Task requirements: Once the lines below holding the string "title" are counted, give that number alone.

Records for the task:

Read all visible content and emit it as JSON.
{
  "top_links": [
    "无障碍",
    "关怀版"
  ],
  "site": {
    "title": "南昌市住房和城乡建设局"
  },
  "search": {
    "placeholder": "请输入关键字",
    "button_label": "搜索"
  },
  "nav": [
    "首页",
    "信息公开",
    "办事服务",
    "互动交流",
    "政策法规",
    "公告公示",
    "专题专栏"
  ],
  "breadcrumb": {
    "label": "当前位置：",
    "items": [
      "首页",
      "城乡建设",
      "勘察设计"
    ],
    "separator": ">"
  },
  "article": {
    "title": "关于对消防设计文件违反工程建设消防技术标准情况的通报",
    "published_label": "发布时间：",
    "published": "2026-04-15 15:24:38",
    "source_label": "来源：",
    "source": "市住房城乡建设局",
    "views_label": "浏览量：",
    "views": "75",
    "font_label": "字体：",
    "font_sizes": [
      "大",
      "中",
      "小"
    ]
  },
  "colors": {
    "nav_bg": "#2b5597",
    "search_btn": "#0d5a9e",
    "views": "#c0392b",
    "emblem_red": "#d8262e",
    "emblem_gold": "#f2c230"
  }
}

Reply to the task: 2